On Wednesday evening, Mr Macron imposed a nightly curfew on almost one third of the country’s 67 million people to tackle a second wave of coronavirus cases but stopped short of introducing another full national lockdown.
The curfew, which will take effect from Saturday and run each night from 9pm. to 6am the following morning, are being imposed in the greater Paris region, Marseille, Toulouse, Montpellier and five other cities.
There will be no restrictions on public transport, and people will still be able to travel between regions without restrictions.
But family gathering must be restricted to no more than six people. Anyone found to be violating the curfews will be fined €135.
Mr Macron sent out a defiant message after announcing the latest strict coronavirus lockdown measures on Wednesday evening.
He said in a televised address: “The message I want to send this evening is that I need each of you, we need each other, to find solutions.”

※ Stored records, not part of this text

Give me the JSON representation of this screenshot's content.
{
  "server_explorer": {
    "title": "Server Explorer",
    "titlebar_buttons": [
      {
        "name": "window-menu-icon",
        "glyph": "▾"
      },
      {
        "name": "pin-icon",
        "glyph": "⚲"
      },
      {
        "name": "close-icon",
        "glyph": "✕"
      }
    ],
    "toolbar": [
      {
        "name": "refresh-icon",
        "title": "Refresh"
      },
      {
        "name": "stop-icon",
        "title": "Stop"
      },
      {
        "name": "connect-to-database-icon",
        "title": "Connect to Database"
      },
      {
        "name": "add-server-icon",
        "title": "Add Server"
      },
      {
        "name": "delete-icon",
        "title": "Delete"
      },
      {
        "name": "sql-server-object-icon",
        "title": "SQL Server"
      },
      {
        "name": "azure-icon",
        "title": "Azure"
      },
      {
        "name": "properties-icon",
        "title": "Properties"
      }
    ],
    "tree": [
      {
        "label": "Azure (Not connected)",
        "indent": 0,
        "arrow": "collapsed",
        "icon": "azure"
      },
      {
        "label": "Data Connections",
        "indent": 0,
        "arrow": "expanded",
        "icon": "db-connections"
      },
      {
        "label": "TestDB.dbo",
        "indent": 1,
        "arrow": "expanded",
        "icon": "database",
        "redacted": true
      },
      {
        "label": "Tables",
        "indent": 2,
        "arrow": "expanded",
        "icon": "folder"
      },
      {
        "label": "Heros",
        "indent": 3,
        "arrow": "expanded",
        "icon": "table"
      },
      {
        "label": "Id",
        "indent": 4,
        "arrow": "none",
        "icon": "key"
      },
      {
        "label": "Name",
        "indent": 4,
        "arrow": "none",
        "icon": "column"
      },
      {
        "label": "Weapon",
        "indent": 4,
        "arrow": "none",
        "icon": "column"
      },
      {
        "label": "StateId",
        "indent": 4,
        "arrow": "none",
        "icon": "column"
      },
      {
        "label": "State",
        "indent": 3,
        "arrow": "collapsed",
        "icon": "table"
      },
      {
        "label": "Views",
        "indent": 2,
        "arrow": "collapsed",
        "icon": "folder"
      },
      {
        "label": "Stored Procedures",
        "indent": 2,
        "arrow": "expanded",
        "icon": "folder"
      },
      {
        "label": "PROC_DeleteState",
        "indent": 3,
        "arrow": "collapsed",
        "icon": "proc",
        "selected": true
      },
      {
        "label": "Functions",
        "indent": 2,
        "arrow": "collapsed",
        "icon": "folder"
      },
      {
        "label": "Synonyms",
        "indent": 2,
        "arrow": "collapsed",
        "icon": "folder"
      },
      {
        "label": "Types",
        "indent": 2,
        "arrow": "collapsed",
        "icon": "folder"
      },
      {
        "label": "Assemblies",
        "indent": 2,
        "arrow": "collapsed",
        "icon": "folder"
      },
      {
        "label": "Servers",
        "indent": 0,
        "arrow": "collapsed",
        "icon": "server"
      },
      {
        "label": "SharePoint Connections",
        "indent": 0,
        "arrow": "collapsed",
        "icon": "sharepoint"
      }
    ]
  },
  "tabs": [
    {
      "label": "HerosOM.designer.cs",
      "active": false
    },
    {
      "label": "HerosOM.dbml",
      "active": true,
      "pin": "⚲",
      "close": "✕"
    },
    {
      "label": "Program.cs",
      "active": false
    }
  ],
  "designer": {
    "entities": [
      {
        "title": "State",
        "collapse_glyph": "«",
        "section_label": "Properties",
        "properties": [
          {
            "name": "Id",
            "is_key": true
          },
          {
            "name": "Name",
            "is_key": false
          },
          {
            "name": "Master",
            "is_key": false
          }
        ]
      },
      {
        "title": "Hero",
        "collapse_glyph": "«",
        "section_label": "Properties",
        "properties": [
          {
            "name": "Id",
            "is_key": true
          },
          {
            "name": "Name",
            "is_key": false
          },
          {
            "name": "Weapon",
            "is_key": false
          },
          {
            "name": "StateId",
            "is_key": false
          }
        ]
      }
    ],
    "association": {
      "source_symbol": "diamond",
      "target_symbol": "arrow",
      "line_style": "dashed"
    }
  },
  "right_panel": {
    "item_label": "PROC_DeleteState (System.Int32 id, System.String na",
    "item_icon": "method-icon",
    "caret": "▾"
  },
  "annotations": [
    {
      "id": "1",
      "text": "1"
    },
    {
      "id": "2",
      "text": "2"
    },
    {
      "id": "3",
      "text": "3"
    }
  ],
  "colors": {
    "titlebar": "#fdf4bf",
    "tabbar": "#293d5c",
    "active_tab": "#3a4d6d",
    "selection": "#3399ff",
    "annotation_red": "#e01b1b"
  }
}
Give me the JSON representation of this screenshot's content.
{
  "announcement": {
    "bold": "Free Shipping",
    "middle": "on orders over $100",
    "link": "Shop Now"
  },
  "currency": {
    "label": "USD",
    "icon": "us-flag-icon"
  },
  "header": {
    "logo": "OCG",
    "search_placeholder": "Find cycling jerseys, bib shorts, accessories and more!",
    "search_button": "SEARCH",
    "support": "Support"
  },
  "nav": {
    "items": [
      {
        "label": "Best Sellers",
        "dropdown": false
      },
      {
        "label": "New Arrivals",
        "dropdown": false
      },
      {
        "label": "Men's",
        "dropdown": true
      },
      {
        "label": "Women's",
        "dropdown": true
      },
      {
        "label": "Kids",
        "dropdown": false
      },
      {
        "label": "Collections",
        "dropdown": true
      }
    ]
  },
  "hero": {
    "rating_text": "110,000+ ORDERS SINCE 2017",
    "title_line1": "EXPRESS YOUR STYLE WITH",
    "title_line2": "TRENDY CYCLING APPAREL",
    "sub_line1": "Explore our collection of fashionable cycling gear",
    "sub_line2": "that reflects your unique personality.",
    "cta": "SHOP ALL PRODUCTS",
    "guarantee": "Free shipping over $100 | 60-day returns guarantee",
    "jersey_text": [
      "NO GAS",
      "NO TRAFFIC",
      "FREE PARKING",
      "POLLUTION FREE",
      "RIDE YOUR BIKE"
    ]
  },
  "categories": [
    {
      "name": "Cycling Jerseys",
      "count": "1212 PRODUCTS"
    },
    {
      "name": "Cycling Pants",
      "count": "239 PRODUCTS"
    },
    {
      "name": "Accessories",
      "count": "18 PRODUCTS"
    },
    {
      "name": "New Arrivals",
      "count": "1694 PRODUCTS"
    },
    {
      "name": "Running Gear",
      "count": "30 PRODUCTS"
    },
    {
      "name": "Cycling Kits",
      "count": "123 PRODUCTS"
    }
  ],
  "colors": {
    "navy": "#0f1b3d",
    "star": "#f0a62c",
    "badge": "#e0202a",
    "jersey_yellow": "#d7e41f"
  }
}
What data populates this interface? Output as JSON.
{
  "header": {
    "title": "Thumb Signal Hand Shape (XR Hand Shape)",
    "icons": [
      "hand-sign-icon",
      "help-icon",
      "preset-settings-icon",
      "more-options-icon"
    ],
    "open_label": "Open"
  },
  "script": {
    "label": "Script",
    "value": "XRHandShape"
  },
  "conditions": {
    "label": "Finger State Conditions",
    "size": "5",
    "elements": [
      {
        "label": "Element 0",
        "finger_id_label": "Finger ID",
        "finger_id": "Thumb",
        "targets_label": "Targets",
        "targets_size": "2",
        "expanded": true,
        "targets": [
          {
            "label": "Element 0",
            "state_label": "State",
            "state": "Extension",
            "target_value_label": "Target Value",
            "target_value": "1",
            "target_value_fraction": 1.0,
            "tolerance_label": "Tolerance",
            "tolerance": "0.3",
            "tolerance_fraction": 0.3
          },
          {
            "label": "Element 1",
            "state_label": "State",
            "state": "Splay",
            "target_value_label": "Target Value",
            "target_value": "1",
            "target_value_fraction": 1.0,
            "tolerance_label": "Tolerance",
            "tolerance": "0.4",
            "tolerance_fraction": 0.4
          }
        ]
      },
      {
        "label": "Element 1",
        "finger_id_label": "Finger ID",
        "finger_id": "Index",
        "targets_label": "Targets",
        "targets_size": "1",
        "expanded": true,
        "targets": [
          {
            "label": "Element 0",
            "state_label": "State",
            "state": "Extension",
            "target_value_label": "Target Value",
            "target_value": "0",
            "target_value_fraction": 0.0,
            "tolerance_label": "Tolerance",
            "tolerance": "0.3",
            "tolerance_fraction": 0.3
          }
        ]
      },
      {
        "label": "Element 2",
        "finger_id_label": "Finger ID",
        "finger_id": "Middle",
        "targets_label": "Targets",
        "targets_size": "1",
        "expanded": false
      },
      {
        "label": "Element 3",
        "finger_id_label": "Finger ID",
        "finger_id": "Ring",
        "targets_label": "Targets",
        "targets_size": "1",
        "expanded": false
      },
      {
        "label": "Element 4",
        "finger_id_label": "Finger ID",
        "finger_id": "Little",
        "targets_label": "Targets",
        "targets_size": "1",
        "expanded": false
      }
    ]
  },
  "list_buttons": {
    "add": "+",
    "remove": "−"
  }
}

“We will come out of this stronger, because we will be more united,” he said. “We will get through this, together.”
Additional reporting by Maria Ortega.